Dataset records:
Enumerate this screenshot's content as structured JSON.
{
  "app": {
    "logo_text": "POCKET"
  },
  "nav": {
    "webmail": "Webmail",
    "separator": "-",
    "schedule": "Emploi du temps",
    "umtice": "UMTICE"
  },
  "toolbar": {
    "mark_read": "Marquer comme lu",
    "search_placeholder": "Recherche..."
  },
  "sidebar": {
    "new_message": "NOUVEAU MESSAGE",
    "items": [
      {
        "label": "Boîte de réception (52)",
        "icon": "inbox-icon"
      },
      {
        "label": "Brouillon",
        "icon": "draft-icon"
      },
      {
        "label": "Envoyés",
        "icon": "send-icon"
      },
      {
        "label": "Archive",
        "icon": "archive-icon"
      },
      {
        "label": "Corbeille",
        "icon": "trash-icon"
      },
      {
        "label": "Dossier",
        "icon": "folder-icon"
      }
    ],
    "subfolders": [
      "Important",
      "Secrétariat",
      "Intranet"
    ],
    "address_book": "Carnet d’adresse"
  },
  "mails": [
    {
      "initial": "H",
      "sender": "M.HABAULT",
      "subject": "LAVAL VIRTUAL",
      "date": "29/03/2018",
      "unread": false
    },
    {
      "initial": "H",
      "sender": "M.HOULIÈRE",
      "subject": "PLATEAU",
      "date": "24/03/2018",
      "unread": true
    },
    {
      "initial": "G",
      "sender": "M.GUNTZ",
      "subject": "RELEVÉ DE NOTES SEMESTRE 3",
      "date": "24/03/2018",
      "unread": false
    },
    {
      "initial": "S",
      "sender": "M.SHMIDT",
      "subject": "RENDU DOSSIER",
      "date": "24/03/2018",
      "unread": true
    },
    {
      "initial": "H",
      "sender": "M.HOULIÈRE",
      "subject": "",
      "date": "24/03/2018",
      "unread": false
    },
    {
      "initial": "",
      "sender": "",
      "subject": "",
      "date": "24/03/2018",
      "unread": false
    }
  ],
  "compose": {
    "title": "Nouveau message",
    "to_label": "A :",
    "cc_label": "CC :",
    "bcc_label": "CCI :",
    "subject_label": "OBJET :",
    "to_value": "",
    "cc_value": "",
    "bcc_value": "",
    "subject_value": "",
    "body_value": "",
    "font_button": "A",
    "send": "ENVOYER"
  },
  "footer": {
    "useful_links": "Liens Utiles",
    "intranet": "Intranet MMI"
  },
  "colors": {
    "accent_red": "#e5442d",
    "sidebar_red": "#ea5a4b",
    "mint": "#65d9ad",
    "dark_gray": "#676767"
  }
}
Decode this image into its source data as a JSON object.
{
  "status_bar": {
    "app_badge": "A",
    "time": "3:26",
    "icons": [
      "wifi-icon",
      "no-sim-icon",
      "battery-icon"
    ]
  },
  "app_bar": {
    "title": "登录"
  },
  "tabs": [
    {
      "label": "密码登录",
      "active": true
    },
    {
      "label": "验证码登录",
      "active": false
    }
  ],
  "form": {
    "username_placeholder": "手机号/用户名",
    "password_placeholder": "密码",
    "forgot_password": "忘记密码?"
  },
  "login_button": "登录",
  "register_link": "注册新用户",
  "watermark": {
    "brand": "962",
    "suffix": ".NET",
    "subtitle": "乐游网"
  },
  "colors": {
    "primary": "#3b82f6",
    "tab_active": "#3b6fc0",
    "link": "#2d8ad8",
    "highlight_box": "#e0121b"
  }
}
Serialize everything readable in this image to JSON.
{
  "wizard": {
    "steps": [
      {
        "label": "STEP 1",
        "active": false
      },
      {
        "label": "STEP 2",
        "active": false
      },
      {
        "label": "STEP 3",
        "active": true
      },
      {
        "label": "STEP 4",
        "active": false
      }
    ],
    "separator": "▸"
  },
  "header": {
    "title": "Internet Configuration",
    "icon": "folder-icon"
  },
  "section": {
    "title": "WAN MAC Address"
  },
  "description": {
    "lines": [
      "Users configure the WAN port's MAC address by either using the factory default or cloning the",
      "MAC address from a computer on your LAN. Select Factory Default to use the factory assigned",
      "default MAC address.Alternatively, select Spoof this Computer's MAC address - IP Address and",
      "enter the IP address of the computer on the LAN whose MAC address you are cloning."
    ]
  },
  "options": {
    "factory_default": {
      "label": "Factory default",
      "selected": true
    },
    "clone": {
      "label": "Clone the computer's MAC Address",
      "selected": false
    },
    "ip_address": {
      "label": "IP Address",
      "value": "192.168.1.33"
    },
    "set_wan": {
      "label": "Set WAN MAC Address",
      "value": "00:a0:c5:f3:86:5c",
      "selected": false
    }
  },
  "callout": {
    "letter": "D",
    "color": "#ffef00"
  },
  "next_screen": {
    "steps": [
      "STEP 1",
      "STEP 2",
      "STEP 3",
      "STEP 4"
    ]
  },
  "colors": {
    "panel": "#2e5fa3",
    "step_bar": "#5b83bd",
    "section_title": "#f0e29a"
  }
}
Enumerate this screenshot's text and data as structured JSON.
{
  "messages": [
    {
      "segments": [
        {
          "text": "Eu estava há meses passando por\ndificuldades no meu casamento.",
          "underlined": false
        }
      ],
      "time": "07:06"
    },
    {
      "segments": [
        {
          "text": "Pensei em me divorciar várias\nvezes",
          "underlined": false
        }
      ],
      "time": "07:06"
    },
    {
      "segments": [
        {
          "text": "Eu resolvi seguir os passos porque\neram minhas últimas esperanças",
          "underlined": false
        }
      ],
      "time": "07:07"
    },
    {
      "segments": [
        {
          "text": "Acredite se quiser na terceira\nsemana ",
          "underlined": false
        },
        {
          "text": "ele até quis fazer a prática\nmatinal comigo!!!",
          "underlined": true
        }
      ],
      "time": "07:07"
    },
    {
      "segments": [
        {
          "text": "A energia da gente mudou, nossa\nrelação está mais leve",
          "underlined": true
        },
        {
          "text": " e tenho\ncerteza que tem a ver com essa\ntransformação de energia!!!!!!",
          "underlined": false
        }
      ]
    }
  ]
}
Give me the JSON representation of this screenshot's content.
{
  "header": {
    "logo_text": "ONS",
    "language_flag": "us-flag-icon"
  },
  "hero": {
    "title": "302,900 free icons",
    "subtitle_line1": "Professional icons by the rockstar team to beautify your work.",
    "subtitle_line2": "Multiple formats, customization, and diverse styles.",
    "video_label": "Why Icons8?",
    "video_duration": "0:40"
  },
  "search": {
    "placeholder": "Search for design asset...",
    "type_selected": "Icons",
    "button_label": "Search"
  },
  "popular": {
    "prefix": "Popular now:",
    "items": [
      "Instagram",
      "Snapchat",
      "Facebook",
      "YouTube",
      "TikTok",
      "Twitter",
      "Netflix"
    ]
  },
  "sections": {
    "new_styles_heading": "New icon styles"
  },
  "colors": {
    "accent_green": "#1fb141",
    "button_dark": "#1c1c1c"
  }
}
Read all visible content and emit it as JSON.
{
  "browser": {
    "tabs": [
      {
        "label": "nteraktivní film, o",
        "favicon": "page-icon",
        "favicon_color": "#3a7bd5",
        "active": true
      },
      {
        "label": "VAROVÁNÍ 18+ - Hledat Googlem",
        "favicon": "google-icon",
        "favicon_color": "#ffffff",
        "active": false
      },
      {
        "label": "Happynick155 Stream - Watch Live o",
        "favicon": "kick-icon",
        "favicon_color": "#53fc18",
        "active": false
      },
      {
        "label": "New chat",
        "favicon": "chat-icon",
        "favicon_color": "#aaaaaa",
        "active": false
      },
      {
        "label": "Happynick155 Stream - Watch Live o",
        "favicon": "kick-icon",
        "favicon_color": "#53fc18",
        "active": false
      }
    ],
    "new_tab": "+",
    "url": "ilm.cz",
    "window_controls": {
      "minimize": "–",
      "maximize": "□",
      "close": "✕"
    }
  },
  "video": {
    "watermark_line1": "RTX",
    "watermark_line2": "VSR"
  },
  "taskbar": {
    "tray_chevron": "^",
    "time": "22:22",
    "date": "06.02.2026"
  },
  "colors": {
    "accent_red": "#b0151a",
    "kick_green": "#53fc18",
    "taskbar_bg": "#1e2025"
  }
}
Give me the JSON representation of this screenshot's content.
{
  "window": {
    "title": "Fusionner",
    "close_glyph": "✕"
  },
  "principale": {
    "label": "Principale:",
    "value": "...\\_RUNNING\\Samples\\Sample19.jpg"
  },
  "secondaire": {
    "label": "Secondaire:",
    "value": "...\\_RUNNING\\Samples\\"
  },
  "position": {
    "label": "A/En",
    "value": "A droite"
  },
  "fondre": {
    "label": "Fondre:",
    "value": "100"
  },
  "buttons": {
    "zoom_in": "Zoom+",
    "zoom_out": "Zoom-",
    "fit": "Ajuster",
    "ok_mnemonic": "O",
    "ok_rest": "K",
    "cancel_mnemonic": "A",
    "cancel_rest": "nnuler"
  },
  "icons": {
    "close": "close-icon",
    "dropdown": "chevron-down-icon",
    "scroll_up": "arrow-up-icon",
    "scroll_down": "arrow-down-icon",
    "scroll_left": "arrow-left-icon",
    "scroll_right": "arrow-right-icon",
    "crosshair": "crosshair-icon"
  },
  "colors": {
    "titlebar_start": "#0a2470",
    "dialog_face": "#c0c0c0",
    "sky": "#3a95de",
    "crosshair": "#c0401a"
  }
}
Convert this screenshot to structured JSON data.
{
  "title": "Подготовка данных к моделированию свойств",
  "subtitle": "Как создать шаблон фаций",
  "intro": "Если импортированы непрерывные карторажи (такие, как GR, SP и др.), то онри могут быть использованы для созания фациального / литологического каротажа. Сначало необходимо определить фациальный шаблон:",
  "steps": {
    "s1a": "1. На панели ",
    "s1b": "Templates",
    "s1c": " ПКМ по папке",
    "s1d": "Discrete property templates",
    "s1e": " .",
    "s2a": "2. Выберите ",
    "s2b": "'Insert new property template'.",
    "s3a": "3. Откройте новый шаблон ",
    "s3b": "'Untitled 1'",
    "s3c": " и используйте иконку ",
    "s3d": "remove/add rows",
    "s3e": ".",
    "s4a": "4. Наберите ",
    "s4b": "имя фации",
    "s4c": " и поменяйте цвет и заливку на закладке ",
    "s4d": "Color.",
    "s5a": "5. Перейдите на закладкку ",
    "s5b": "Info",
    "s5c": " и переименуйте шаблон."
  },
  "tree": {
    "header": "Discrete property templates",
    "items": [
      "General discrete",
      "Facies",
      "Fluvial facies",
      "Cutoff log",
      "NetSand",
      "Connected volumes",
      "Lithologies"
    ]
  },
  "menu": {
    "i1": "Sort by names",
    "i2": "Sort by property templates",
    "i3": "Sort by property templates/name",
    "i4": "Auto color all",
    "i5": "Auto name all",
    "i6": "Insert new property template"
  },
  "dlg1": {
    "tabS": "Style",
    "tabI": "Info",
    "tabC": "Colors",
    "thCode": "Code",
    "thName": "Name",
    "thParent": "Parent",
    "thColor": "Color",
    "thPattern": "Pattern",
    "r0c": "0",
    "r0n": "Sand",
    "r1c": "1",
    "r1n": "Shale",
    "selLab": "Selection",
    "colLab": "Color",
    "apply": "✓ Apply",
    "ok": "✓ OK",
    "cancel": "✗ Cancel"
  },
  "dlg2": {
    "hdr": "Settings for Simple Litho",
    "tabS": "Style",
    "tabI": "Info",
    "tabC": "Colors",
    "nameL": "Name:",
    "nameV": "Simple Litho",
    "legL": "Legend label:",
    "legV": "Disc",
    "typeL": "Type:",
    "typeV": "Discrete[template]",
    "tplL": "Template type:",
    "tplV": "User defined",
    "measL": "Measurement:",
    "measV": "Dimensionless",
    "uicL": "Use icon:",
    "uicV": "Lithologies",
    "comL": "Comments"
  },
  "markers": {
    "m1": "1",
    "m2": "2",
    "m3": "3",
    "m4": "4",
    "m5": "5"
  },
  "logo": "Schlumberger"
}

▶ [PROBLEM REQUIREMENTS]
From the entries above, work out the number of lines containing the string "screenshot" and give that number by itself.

▶ [WRITTEN REPLY]
5